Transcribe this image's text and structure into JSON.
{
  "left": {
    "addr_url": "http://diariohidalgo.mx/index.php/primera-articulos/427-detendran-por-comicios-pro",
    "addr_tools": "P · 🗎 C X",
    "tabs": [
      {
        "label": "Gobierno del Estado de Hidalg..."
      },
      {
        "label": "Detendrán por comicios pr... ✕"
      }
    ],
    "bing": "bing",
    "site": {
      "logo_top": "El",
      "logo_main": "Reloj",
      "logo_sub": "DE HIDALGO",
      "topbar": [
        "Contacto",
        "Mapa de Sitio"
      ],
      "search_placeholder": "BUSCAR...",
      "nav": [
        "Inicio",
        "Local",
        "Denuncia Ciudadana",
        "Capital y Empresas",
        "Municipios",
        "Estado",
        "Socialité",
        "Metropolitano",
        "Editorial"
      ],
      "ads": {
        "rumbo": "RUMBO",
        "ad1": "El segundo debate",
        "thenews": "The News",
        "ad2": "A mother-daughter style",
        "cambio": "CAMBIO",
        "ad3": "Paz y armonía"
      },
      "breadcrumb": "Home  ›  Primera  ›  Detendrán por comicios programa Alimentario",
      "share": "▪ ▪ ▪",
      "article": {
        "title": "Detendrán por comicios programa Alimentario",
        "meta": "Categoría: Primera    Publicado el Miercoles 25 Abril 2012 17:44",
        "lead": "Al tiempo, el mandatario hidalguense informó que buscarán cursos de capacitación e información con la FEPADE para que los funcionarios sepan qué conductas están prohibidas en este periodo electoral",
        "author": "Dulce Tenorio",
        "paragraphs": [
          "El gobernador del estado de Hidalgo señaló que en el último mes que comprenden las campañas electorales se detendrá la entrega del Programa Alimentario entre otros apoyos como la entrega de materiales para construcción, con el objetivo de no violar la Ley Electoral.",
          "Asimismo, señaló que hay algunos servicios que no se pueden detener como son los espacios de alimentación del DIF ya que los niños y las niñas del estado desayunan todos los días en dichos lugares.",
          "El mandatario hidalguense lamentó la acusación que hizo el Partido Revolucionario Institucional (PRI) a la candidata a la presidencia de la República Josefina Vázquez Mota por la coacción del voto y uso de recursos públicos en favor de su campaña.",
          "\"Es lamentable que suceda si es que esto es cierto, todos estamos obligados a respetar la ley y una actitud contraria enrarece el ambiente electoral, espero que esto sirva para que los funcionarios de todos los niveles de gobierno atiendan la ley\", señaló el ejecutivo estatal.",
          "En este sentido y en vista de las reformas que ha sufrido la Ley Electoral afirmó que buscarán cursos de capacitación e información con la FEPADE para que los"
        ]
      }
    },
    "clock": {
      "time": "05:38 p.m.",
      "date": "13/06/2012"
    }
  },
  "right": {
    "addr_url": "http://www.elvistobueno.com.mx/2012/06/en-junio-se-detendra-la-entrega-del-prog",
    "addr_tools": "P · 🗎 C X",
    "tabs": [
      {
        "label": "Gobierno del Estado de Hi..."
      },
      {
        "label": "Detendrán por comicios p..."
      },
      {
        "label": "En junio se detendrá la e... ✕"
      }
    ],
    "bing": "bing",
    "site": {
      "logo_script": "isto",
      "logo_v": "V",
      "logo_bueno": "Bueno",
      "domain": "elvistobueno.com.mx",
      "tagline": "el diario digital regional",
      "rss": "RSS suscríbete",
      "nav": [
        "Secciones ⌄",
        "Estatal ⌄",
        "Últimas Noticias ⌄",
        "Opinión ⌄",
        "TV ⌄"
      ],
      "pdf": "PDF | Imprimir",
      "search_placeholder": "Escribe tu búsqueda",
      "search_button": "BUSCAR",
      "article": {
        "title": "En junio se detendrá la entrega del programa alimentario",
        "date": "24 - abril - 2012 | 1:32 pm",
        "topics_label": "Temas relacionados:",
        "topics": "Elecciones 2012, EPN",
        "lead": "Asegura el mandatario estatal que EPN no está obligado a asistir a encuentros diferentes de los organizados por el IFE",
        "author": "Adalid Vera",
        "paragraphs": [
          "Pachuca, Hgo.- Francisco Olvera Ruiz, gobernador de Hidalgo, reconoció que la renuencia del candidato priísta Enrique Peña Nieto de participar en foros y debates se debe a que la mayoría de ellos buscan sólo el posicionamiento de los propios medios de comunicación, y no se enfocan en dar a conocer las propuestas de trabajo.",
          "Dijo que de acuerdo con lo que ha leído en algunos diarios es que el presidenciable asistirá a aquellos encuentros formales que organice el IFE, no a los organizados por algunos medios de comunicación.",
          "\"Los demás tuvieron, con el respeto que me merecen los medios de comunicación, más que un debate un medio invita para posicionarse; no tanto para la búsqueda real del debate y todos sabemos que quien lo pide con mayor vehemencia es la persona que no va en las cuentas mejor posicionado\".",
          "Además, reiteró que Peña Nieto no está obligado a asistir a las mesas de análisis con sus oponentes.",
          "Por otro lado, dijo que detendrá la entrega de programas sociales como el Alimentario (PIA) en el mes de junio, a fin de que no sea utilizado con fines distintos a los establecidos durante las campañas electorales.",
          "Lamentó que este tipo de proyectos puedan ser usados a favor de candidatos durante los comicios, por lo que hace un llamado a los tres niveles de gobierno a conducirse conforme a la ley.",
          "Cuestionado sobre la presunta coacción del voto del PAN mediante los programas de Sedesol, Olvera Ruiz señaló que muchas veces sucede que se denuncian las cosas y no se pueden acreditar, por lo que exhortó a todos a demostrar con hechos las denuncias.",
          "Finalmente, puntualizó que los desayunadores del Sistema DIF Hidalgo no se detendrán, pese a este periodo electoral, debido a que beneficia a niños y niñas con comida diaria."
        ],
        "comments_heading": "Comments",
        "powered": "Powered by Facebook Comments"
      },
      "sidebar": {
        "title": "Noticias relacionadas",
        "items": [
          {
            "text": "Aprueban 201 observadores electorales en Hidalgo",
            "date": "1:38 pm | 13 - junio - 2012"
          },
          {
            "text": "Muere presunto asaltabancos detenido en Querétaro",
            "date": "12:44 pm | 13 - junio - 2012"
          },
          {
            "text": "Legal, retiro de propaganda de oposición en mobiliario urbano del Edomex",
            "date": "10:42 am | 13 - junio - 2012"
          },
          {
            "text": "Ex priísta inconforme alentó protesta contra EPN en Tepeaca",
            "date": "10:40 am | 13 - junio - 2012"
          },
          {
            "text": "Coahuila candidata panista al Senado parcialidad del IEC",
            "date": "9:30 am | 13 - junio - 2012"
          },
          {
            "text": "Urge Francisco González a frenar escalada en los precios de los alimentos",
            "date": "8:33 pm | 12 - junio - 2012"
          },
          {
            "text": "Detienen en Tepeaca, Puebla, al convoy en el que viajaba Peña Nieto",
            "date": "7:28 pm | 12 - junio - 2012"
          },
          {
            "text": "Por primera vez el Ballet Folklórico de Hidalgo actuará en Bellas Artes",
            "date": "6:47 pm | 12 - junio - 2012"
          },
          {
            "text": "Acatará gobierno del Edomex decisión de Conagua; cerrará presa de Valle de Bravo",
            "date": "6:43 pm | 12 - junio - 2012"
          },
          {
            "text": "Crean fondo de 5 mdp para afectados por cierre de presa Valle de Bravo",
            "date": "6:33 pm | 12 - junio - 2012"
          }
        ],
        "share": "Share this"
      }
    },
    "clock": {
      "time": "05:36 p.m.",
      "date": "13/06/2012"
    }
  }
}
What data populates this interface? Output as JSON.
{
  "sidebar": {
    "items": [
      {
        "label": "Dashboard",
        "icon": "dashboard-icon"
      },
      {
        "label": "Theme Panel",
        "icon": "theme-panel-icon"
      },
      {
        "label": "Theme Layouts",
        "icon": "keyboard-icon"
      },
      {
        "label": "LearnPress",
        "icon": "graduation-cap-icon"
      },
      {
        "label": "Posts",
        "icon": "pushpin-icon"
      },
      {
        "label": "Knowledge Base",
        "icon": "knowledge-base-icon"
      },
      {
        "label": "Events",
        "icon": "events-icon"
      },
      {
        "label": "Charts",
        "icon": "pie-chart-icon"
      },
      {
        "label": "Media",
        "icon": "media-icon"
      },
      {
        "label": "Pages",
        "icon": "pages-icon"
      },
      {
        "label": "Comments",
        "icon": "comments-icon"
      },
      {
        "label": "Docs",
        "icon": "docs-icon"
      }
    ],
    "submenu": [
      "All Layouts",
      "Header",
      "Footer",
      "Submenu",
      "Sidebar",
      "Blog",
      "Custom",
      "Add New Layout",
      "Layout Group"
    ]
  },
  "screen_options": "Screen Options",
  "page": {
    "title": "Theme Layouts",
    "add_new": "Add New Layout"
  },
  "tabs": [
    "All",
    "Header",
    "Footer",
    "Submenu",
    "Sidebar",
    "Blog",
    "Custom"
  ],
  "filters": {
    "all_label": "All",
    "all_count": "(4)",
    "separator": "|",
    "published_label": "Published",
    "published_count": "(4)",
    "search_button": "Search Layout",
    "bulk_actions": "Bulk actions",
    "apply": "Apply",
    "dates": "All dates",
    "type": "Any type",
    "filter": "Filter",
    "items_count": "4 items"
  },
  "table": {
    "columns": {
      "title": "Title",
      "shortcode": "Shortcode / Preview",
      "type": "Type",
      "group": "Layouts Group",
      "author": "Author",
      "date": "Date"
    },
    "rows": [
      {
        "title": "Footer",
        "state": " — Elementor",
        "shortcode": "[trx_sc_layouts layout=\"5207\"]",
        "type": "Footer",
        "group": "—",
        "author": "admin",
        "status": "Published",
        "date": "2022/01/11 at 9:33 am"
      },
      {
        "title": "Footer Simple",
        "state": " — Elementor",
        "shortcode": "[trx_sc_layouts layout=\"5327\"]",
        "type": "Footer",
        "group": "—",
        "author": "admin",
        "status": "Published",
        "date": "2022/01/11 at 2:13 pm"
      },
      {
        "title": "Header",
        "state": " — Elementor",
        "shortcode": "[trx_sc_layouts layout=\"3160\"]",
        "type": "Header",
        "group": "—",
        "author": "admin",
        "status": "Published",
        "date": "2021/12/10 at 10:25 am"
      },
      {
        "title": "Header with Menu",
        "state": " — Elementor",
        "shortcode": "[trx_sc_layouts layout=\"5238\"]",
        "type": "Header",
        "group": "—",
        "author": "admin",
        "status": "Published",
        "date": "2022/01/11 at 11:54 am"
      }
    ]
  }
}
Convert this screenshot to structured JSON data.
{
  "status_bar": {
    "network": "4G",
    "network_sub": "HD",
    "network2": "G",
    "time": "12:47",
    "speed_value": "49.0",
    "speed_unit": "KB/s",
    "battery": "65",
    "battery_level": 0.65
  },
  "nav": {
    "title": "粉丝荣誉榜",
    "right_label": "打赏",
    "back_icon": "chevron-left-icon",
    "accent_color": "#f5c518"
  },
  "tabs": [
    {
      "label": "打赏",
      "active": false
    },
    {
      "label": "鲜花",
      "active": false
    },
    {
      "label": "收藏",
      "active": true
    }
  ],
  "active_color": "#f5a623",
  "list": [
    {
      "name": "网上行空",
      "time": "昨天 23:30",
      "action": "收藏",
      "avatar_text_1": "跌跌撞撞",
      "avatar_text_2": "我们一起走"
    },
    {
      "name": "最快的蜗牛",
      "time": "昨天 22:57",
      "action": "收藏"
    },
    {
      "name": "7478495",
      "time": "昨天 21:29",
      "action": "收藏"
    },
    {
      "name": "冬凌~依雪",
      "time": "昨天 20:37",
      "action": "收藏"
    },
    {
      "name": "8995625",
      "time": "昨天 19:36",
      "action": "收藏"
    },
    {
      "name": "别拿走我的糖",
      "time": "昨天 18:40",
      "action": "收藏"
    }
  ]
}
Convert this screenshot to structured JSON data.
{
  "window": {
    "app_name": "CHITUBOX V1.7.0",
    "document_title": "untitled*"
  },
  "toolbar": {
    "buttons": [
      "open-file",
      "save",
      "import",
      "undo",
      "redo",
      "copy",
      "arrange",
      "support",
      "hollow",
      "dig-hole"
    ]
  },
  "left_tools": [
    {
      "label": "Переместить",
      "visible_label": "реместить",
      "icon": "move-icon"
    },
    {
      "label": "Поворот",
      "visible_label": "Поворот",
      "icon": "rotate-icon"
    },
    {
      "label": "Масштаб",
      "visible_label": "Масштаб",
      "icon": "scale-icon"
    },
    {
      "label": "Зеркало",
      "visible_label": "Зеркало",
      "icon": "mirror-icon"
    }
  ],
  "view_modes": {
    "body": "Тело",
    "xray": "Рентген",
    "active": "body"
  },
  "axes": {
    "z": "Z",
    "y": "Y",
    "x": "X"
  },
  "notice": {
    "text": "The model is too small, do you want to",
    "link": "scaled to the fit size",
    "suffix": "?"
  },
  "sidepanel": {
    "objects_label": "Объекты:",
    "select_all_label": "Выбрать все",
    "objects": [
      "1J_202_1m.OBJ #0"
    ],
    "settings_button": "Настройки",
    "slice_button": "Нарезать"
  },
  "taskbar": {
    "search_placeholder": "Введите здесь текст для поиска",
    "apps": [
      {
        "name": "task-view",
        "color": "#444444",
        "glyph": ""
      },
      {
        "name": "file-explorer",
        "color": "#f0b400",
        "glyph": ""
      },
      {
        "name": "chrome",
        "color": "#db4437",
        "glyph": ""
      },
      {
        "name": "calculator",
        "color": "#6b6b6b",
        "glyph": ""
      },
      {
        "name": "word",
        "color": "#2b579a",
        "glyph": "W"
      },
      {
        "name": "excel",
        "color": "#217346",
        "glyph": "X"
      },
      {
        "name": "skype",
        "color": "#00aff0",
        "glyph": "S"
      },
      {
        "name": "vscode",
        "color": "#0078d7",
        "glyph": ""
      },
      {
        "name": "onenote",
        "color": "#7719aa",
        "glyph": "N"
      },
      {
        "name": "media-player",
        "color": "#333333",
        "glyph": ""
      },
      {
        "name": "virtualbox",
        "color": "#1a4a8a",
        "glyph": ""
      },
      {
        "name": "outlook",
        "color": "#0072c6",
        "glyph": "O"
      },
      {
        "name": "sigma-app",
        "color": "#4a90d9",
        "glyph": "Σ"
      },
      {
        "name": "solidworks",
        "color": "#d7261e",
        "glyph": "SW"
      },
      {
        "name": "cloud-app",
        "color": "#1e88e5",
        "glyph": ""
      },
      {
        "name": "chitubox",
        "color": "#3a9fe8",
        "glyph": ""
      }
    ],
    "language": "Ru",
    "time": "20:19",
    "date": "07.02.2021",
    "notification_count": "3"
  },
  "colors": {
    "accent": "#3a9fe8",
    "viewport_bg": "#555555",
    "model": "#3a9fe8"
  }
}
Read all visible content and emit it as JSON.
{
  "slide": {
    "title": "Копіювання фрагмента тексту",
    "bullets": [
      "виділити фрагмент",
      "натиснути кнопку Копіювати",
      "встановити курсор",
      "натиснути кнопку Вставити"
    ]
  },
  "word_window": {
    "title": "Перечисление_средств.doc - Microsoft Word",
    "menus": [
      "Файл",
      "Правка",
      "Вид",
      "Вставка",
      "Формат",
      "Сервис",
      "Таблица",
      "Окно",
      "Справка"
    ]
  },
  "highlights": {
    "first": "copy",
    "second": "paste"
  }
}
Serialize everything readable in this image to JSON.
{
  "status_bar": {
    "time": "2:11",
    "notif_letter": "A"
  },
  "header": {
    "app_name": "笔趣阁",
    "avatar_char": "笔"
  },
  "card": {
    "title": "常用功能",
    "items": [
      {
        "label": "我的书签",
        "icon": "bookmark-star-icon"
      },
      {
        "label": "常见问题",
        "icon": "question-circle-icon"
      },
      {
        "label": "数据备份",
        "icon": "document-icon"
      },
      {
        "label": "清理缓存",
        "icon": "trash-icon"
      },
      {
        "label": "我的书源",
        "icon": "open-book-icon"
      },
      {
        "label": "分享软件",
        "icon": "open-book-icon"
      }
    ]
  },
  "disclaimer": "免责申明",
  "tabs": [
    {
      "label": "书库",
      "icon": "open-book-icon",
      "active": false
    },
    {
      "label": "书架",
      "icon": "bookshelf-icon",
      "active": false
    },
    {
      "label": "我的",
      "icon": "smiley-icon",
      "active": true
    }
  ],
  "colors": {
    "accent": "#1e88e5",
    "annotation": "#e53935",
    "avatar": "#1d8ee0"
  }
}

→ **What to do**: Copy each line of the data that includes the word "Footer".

→ **Exercise response**:
      "Footer",
    "Footer",
        "title": "Footer",
        "type": "Footer",
        "title": "Footer Simple",
        "type": "Footer",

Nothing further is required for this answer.